Inequality is about much more than the growing chasm of income and wealth between those at the very top and everyone else in America. It’s also about education, environmental hazards, health and health care, incarceration, law enforcement, wage theft and policies that interfere with family life over multiple generations.
In its full dimensions, inequality shapes, distorts and destroys lives in ways that get little attention from politicians and major news organizations. How many of us know that every day 47 American babies die, who would live if only our nation had the much better infant mortality rates of Sweden?
“Poverty is not natural,” Nelson Mandela once said. “It is man-made and it can be overcome and eradicated by the actions of human beings.”
The man-made disparities between the rich and the poor are a threat to the liberties of the people. Plutarch, the Greco-Roman historian, observed more than 2000 years ago that, “an imbalance between rich and poor is the oldest and most fatal ailment of all republics.” MORE
How do you value the efforts of America’s top chief executives? Are they worth 10 times what their average worker makes, 20 times or even 100 times?
The current answer appears to be a ratio of more than 300-to-1, according to a new study from the left-leaning Economic Policy Institute. The meteoric rise of CEO pay is nothing short of breathtaking, outpacing not only the wages of ordinary workers, but also gains in the stock market and the not-too-shabby rise of income among America’s 0.1 percent of top earners. MORE
WASHINGTON — The House of Representatives voted Thursday to give a tax break worth $269 billion to the richest few thousand estates in the country, and add that cost to the federal debt.
Called the Death Tax Repeal Act of 2015, the bill would end the nearly 100-year-old federal estate tax. All but three Republicans voted in favor, while all but seven Democrats voted against. The legislation passed 239 to 179.

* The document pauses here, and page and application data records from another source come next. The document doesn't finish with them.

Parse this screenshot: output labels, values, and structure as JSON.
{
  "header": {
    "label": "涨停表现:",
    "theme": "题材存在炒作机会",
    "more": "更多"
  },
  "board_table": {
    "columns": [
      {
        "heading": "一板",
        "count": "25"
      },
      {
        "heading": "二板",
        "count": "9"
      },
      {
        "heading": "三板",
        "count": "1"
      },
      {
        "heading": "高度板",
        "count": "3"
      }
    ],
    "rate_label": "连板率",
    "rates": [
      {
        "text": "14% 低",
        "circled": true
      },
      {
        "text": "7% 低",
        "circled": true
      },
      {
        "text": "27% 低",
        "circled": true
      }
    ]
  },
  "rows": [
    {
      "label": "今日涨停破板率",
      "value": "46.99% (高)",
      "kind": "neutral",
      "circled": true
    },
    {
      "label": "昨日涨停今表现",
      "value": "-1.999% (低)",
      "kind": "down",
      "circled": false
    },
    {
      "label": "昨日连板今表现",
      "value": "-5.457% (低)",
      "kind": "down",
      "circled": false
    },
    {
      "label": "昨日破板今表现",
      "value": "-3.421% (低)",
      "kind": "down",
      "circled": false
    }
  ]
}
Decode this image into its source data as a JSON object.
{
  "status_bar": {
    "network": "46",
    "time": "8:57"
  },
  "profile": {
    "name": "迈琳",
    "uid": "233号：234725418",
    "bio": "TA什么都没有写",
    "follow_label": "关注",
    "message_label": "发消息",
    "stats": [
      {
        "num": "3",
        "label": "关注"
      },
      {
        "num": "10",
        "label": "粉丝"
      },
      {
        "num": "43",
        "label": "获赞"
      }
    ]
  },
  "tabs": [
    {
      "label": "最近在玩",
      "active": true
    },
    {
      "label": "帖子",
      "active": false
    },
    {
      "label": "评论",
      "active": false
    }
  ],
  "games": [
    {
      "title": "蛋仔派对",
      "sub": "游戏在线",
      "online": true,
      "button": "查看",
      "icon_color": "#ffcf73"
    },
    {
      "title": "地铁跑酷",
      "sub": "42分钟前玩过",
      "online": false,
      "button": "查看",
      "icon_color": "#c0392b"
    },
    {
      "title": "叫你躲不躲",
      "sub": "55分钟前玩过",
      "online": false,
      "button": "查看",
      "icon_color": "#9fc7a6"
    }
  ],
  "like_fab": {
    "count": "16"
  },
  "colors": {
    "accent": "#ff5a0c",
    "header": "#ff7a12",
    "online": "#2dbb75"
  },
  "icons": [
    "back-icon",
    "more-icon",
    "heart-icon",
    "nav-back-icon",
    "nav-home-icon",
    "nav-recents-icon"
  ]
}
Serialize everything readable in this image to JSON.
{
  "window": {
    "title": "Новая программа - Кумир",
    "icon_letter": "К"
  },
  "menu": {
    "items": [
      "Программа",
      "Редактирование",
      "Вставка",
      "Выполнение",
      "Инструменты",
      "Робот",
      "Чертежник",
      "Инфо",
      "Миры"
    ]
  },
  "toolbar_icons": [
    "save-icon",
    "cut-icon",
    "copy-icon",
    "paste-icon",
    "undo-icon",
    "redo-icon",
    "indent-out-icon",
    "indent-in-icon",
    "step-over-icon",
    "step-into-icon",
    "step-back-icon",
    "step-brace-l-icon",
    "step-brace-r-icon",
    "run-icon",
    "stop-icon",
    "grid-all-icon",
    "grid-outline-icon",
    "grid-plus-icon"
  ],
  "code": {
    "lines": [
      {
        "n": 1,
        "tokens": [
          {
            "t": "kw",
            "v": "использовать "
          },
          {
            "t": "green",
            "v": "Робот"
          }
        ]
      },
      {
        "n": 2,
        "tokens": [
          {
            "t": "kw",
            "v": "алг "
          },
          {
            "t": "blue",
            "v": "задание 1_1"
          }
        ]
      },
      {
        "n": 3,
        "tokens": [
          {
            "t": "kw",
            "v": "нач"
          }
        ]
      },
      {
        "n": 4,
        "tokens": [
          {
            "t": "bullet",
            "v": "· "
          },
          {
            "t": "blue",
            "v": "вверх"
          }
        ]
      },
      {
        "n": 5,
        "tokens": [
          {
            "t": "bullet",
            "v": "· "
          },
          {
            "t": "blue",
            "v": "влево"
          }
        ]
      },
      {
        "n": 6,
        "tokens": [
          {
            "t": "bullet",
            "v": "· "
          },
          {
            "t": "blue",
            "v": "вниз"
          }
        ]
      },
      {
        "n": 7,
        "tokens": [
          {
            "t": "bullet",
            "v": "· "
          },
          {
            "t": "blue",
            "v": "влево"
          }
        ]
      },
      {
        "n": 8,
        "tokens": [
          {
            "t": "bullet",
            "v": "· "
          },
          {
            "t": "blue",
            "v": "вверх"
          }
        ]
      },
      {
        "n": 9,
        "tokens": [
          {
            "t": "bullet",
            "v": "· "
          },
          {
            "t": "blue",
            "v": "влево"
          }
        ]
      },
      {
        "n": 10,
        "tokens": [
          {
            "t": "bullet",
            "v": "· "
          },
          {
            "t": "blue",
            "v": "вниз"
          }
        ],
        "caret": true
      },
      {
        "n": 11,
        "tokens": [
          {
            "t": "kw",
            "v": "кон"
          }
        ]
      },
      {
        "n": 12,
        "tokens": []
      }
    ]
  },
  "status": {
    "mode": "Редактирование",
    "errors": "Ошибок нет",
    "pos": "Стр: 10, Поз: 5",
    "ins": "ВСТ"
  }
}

The measure benefits only the top .2 percent of the population because the other 99.8 percent of the country doesn’t own enough wealth to ever pay the tax. Only estates worth more than $10.9 million for couples and $5.4 million for individuals fall under the tax. MORE